With all of this going on, it’s no wonder that yesterday when President Obama signed legislation giving himself fast track authority to move trade agreements (like the notorious Trans-Pacific Partnership) forward the main stream media mostly ignored it.
Here’s a concise recap from the RT…
President Barack Obama signed a bill giving him “fast-track” powers to conduct and conclude trade legislation. The bill was approved by Congress last week after months of contentious debate and several difficult votes.
In addition to the Trade Promotion Authority (TPA), as the fast-track bill is officially called, the president signed the Trade Adjustment Assistance (TAA) act, extending aid to US workers who might lose their jobs as a consequence of free-trade deals.
The two bills were originally bundled together in both the Senate and the House of Representatives as a way of securing bipartisan support. However, Obama faced an uphill battle within his own party, with the House Democrats rejecting TAA in order to hold TPA hostage.
After weeks of talks with party leadership and several close roll calls in both the House and the Senate, the bills were voted on separately and approved last week. Most Republican lawmakers backed the president, whose insistence on the trade deals strained relations with the Democrats’ traditional power base of labor unions and environmental groups.
TPA clears the way for Obama to finalize the negotiations with 11 other Pacific Rim governments that are aiming to establish a free-trade area to compete with China, known as the Trans-Pacific Partnership, or the TPP. Another trade deal in the works is the Transatlantic Trade and Investment Partnership (TTIP) with Europe. That law gives Congress the right to accept or reject the final agreements, but not to make any changes to them.

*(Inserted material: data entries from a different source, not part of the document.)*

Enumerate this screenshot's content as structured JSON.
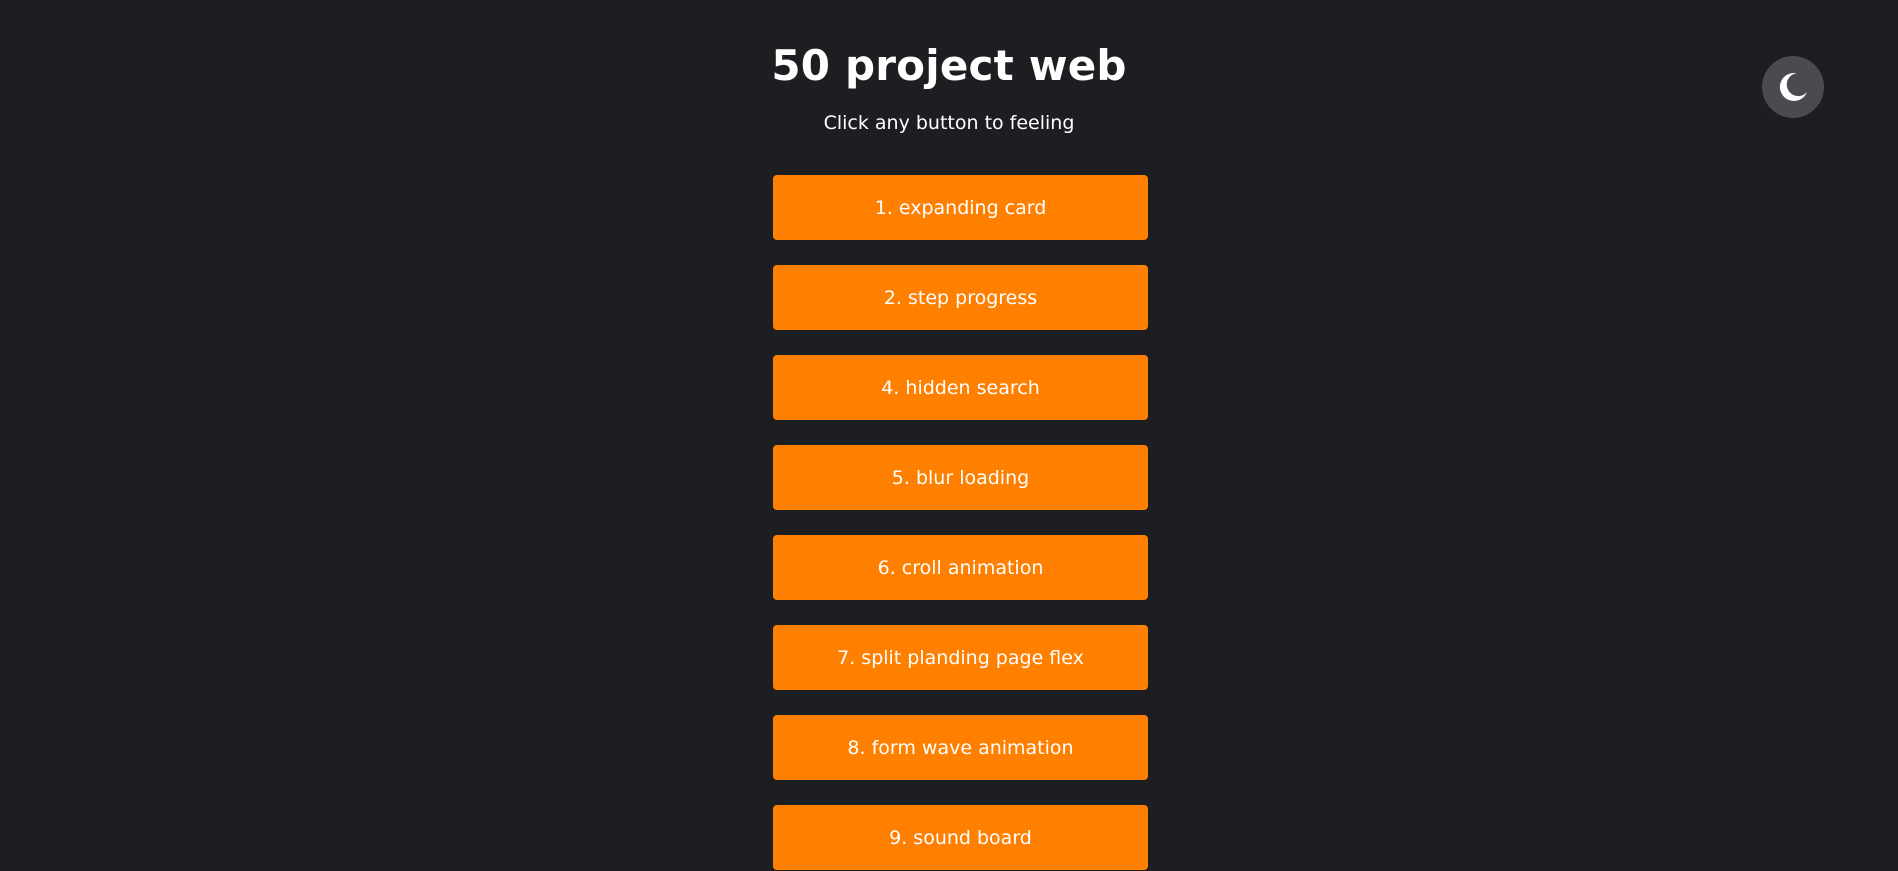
{
  "header": {
    "title": "50 project web",
    "subtitle": "Click any button to feeling"
  },
  "theme_toggle": {
    "icon": "moon-icon"
  },
  "colors": {
    "background": "#1d1e22",
    "accent": "#ff7f00",
    "toggle_background": "#4a4b50",
    "text": "#ffffff"
  },
  "projects": [
    {
      "label": "1. expanding card"
    },
    {
      "label": "2. step progress"
    },
    {
      "label": "4. hidden search"
    },
    {
      "label": "5. blur loading"
    },
    {
      "label": "6. croll animation"
    },
    {
      "label": "7. split planding page flex"
    },
    {
      "label": "8. form wave animation"
    },
    {
      "label": "9. sound board"
    }
  ]
}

The fight against the TPP isn’t over, but it’s not looking good for workers.
Cross-posted from Tucson Progressive.